- _Material for this exercise_
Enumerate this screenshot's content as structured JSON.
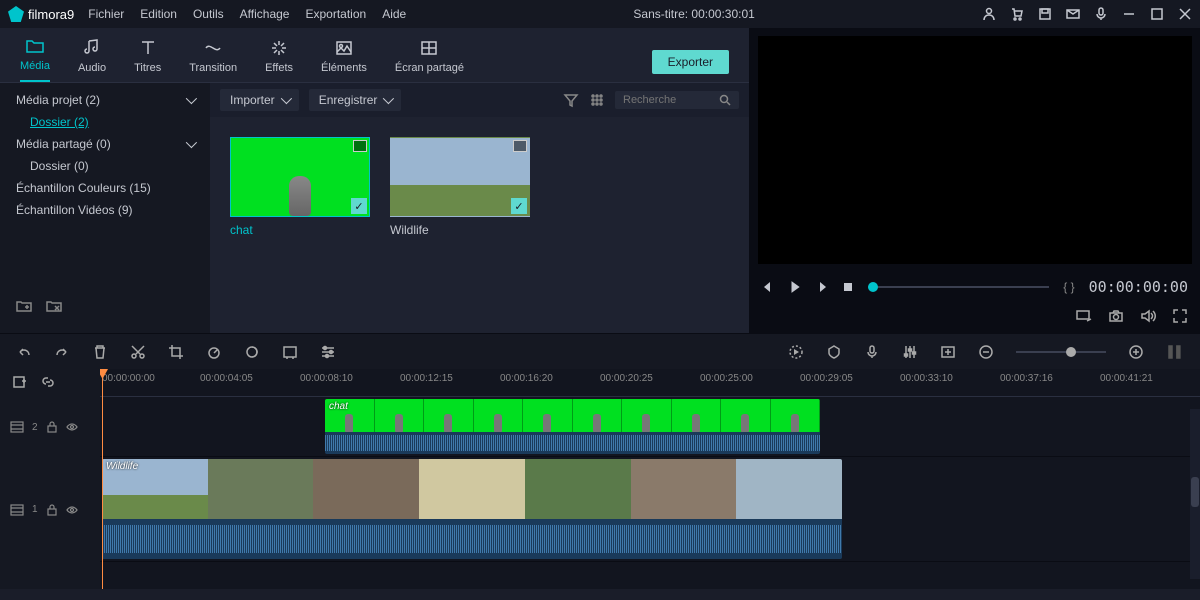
{
  "app": {
    "name": "filmora9",
    "title": "Sans-titre:  00:00:30:01"
  },
  "menu": [
    "Fichier",
    "Edition",
    "Outils",
    "Affichage",
    "Exportation",
    "Aide"
  ],
  "tabs": [
    {
      "label": "Média",
      "icon": "folder",
      "active": true
    },
    {
      "label": "Audio",
      "icon": "music"
    },
    {
      "label": "Titres",
      "icon": "text"
    },
    {
      "label": "Transition",
      "icon": "transition"
    },
    {
      "label": "Effets",
      "icon": "sparkle"
    },
    {
      "label": "Éléments",
      "icon": "image"
    },
    {
      "label": "Écran partagé",
      "icon": "split"
    }
  ],
  "export_label": "Exporter",
  "tree": {
    "items": [
      {
        "label": "Média projet (2)",
        "expandable": true
      },
      {
        "label": "Dossier (2)",
        "sub": true,
        "selected": true
      },
      {
        "label": "Média partagé (0)",
        "expandable": true
      },
      {
        "label": "Dossier (0)",
        "sub": true
      },
      {
        "label": "Échantillon Couleurs (15)"
      },
      {
        "label": "Échantillon Vidéos (9)"
      }
    ]
  },
  "media_toolbar": {
    "import": "Importer",
    "record": "Enregistrer",
    "search_placeholder": "Recherche"
  },
  "thumbs": [
    {
      "label": "chat",
      "type": "green",
      "selected": true
    },
    {
      "label": "Wildlife",
      "type": "wild"
    }
  ],
  "preview": {
    "timecode": "00:00:00:00",
    "braces": "{  }"
  },
  "ruler": [
    "00:00:00:00",
    "00:00:04:05",
    "00:00:08:10",
    "00:00:12:15",
    "00:00:16:20",
    "00:00:20:25",
    "00:00:25:00",
    "00:00:29:05",
    "00:00:33:10",
    "00:00:37:16",
    "00:00:41:21"
  ],
  "tracks": {
    "t2": {
      "num": "2",
      "clip": "chat"
    },
    "t1": {
      "num": "1",
      "clip": "Wildlife"
    }
  }
}
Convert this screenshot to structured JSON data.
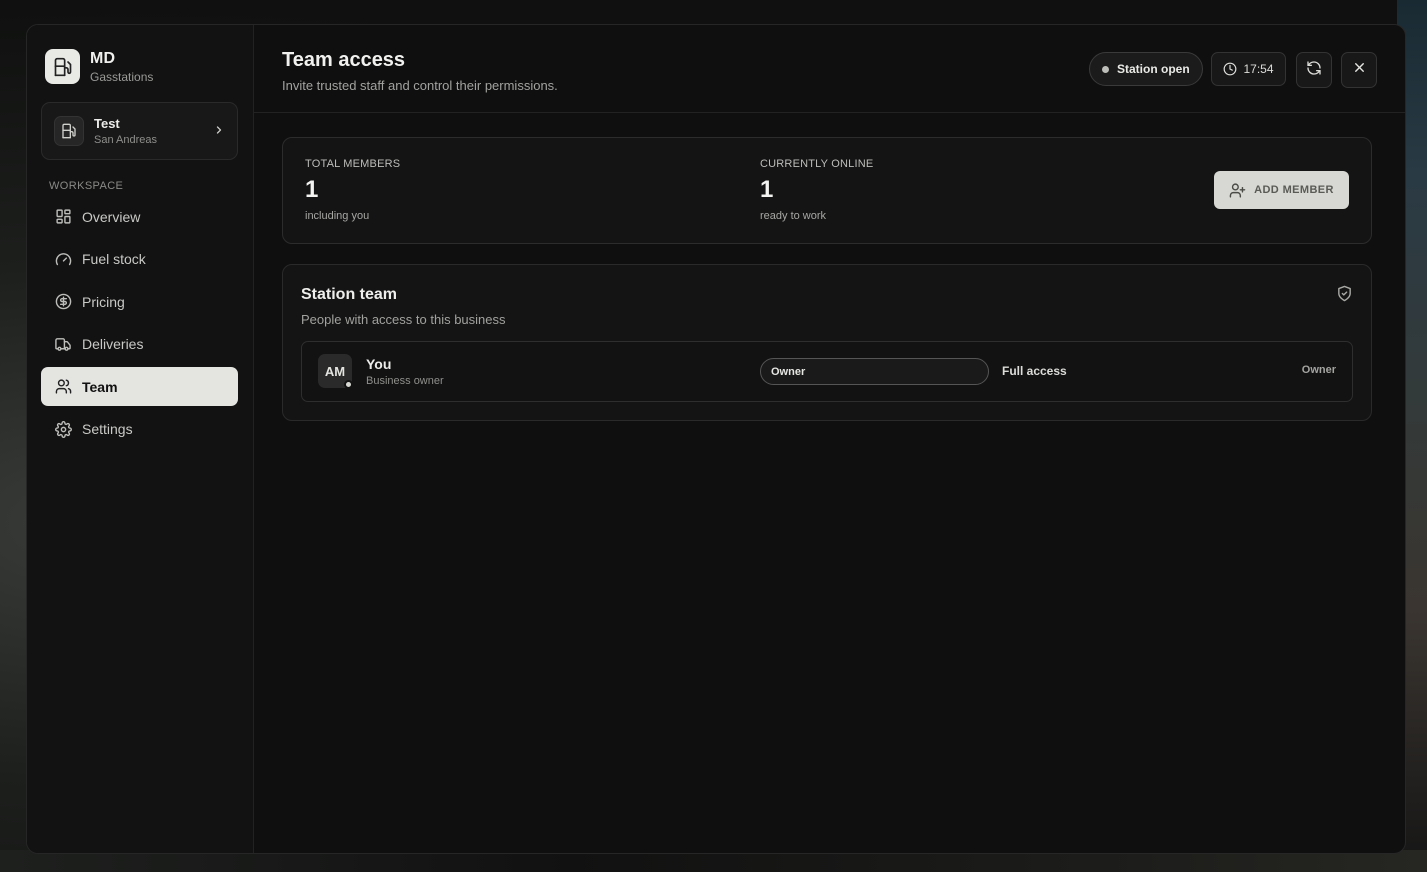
{
  "brand": {
    "title": "MD",
    "subtitle": "Gasstations"
  },
  "station": {
    "name": "Test",
    "location": "San Andreas"
  },
  "sidebar": {
    "section_label": "WORKSPACE",
    "items": [
      {
        "label": "Overview",
        "icon": "grid-icon"
      },
      {
        "label": "Fuel stock",
        "icon": "gauge-icon"
      },
      {
        "label": "Pricing",
        "icon": "dollar-icon"
      },
      {
        "label": "Deliveries",
        "icon": "truck-icon"
      },
      {
        "label": "Team",
        "icon": "users-icon",
        "active": true
      },
      {
        "label": "Settings",
        "icon": "gear-icon"
      }
    ]
  },
  "header": {
    "title": "Team access",
    "subtitle": "Invite trusted staff and control their permissions.",
    "status": "Station open",
    "time": "17:54"
  },
  "stats": {
    "total": {
      "label": "TOTAL MEMBERS",
      "value": "1",
      "note": "including you"
    },
    "online": {
      "label": "CURRENTLY ONLINE",
      "value": "1",
      "note": "ready to work"
    },
    "add_button": "ADD MEMBER"
  },
  "team": {
    "title": "Station team",
    "subtitle": "People with access to this business",
    "members": [
      {
        "initials": "AM",
        "name": "You",
        "role": "Business owner",
        "select_value": "Owner",
        "access": "Full access",
        "tag": "Owner"
      }
    ]
  },
  "colors": {
    "accent": "#e4e4e0",
    "background": "#0f0f0f",
    "panel": "#141414"
  }
}
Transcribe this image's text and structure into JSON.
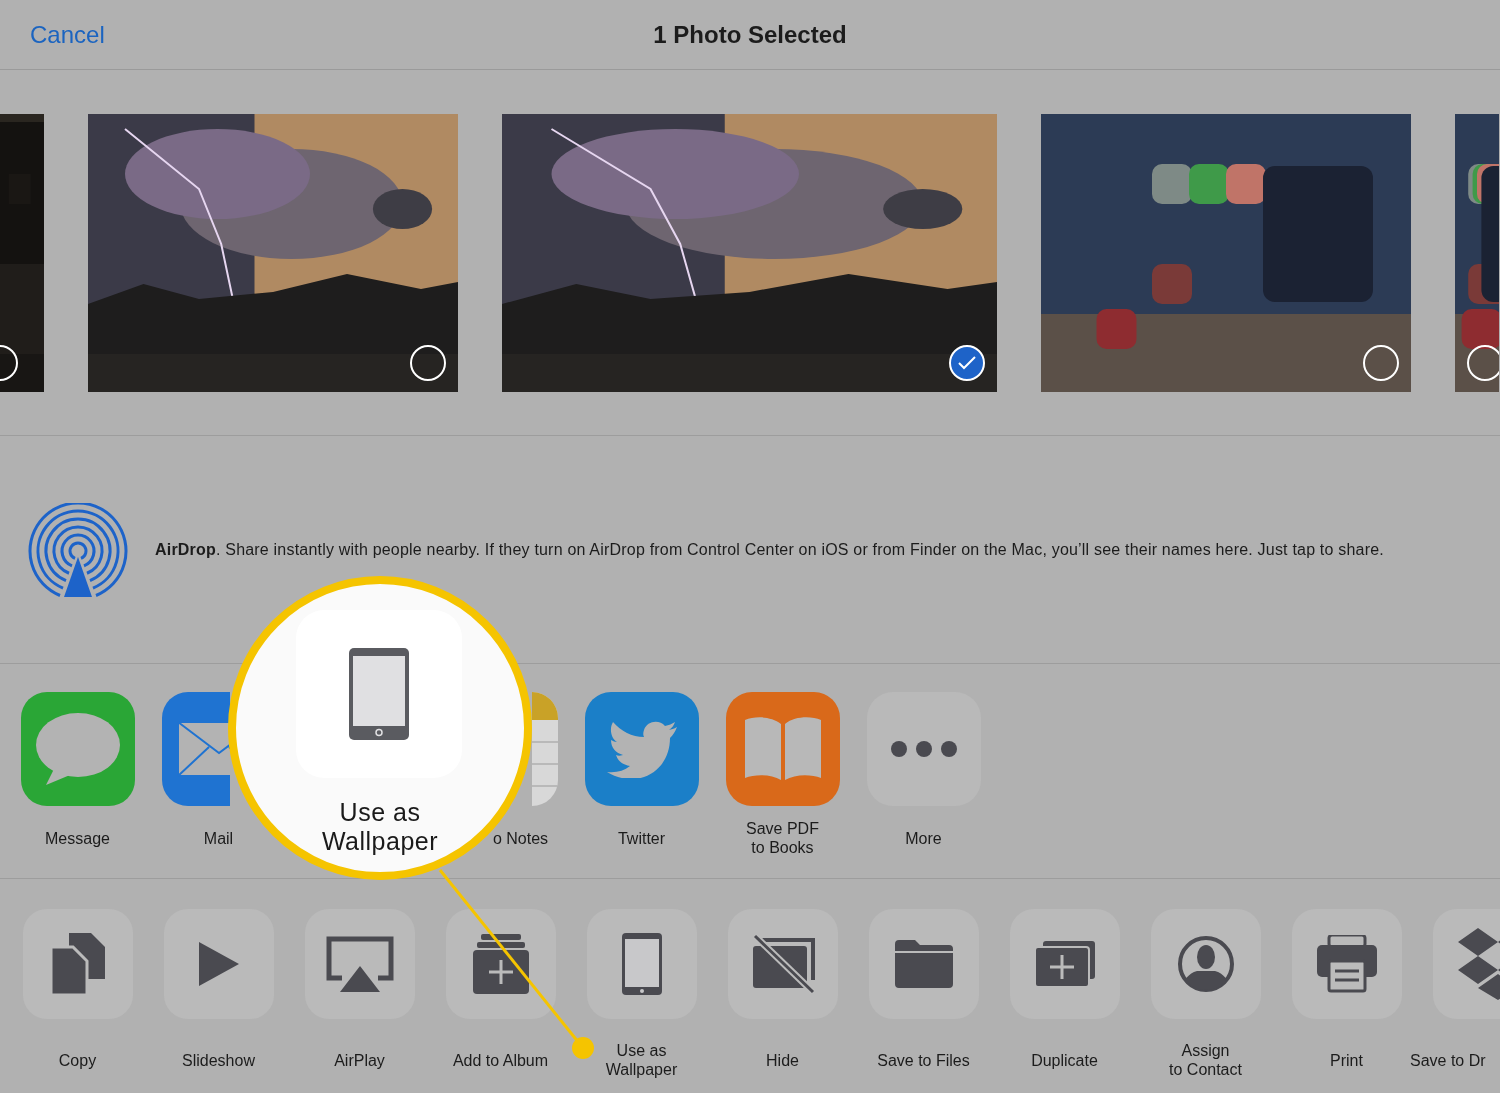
{
  "header": {
    "cancel": "Cancel",
    "title": "1 Photo Selected"
  },
  "photos": [
    {
      "kind": "picture",
      "selected": false
    },
    {
      "kind": "picture",
      "selected": false
    },
    {
      "kind": "picture",
      "selected": true
    },
    {
      "kind": "picture",
      "selected": false
    },
    {
      "kind": "picture",
      "selected": false
    }
  ],
  "airdrop": {
    "text": "**AirDrop**. Share instantly with people nearby. If they turn on AirDrop from Control Center on iOS or from Finder on the Mac, you’ll see their names here. Just tap to share."
  },
  "apps": [
    {
      "kind": "message",
      "label": "Message"
    },
    {
      "kind": "mail",
      "label": "Mail"
    },
    {
      "kind": "notes",
      "label": "o Notes"
    },
    {
      "kind": "twitter",
      "label": "Twitter"
    },
    {
      "kind": "books",
      "label": "Save PDF\nto Books"
    },
    {
      "kind": "more",
      "label": "More"
    }
  ],
  "actions": [
    {
      "kind": "copy",
      "label": "Copy"
    },
    {
      "kind": "slideshow",
      "label": "Slideshow"
    },
    {
      "kind": "airplay",
      "label": "AirPlay"
    },
    {
      "kind": "album",
      "label": "Add to Album"
    },
    {
      "kind": "wallpaper",
      "label": "Use as\nWallpaper"
    },
    {
      "kind": "hide",
      "label": "Hide"
    },
    {
      "kind": "files",
      "label": "Save to Files"
    },
    {
      "kind": "duplicate",
      "label": "Duplicate"
    },
    {
      "kind": "contact",
      "label": "Assign\nto Contact"
    },
    {
      "kind": "print",
      "label": "Print"
    },
    {
      "kind": "dropbox",
      "label": "Save to Dr"
    }
  ],
  "callout": {
    "label": "Use as\nWallpaper"
  }
}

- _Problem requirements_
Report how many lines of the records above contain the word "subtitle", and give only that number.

- _Result of the task_
3